In the midst of Breast Cancer Awareness Month, I am thrilled to welcome back my friend Penny Casselman as the author of today’s post! Always one to find the silver lining within a cloud, Penny is sharing three things that overcoming breast cancer taught her about navigating crisis. Her tips serve as great tools when facing any kind of adversity!
Back in 2017, as I planned my forty-fifth birthday, I was only thinking of three things: friends, craft cocktails, and, of course, which pair of strappy high heels best complimented my new skinny jeans. What wasn’t in those birthday plans? Cancer. So, imagine my surprise when a routine mammogram resulted in the radiologist saying, “We’ll be with you every step of the way.”
To say that news hit me like a ton of bricks is a massive understatement. Strappy shoes, flattering jeans, and a fancy top; what? Who cares?! Exactly. Suddenly, my only focus was the crisis immediately in front of me, stay alive.
I was fortunate; early detection allowed my doctors and modern medicine to use their skills and expertise to evict the mass and give me the best probability for a long, happy, and healthy life. And today, I’m feeling great!
Throughout my treatments, surgeries, and procedures, I discovered so many things about myself, others, and the beliefs I had long held dear. Here, I want to share three things I found critical to my success in navigating this crisis. I hope that these same perspectives can help you maneuver any situation you might face; health or otherwise.
Control what you can.
After receiving my diagnosis, my life immediately shifted gears. I couldn’t make treatments go faster or decrease the time my body would need for recovery. So, instead, I began to focus on one thing that, regardless of circumstance, I could control.
My decision to find the good in what was happening around me kept my attitude positive, optimistic, and upbeat. I had heavy days, for sure, but holding close to gratitude at every step certainly helped to lighten my load. When I temporarily lost my ability to exercise with weights, I was grateful I had feet to take me on walks. When I was tired, I was grateful I had a comfortable bed. When I was lonely, I was grateful for a friend’s text exchange to lift my spirits.
Ask for help.
If you’re anything like me, asking for help is never top of mind. I’m an “I got this” kinda’ gal. In the beginning, I resisted any offerings of support from friends; I didn’t want to burden them with what I was going through. However, I quickly realized asking for and accepting help made everyone feel better. People were eager to support me, but they didn’t know how. They needed direction and permission to jump into action.
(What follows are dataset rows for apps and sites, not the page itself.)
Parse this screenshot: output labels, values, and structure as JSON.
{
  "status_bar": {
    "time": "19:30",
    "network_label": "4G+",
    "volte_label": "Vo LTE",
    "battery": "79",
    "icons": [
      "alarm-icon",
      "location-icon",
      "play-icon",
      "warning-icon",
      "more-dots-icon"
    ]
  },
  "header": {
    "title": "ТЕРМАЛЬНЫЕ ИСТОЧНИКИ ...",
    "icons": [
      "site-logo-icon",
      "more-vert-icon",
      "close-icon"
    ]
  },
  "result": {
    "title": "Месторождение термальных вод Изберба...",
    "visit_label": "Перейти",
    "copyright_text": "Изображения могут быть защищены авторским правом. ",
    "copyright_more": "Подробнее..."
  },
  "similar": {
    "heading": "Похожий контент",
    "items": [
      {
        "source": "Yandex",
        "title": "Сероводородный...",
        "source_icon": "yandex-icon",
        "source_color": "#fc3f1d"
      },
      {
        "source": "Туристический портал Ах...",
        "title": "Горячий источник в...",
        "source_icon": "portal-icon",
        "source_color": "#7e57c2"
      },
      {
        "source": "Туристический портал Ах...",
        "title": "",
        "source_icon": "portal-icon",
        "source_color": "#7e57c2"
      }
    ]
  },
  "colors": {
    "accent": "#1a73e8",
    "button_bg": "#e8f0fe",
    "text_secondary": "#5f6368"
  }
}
For me, asking for dinners on nights I had chemo treatments allowed me to focus on myself during the day without worrying about what was for dinner that night. The bonus? I got to see a friend each drop-off day. My friends were happy to help, and I was delighted to see them, a win-win all around! You’ll be amazed at how those in your inner circle will rally to support you; every step of the way.
Embrace the word “No”.
Before my diagnosis, I’d do things that weren’t always in my best interest. I’d cram too many events into a weekend, leaving me drained at the start of the week. I’d wait until the last minute to start an important project, ending up disappointed the final result wasn’t up to my high standards. I finally had to admit I made some decisions out of a sense of obligation, others because I was fearful of missing out, and still others so I wouldn’t fall behind.
Here’s the thing, nothing, and I mean nothing, matters except what’s right in front of you when facing a crisis, and you’ve got to help yourself rise to the occasion.
Time, physical energy, and mental capacity are precious things during challenging times. So when I needed more of them for myself, I finally relented and permitted myself to slow down. Best. Decision. Ever. I became more selective about what I’d add to my calendar and reassessed what was considered a successful day; whether that was turning down an opportunity to have a friend visit or deciding that a shower, nap, and an early bedtime would earn me a gold star. I knew what was best; I just had to listen.
My last significant cancer-eviction milestone occurred in 2019. And although it’s been more than a year of being cancer-free, I’m still a work in progress when it comes to the three insights listed above. But just being aware of my actions, and staying vigilant as I move forward into the next chapter of my life, is a step in the right direction.
You got this!
Each one of these principles: Control what you can, Ask for help, and Embrace the word No, deliver positive results far greater than the effort needed to make each one a habit; you’ve got to decide to make them a priority. Whatever it is that crosses your path, know that you’ve got ways to support yourself during a time of crisis. I’m cheering you on – You got this!
For more tips from Penny on navigating crisis and facing uncertainty, check out this post.
About the Author
Penny Casselman is a Certified Professional Coach and former corporate ladder climber. Today, she’s passionate about her message of empowerment because she knows it shouldn’t take a life-changing event to create a life you love.
In her upcoming memoir, How To Get A Free Boob Job, Casselman brings you along on her adventure of a lifetime and gives you a peek under her shirt of what it’s like to navigate the wild unknown of a genetically driven breast cancer diagnosis.
Casselman lives in a 100-year-old Tudor home in Ohio, where she pursues her passions for DIY projects, vegetarian cooking, and craft cocktails. Connect with her at PennyCasselman.com
Until next time…give it your best, stay positive, and be well.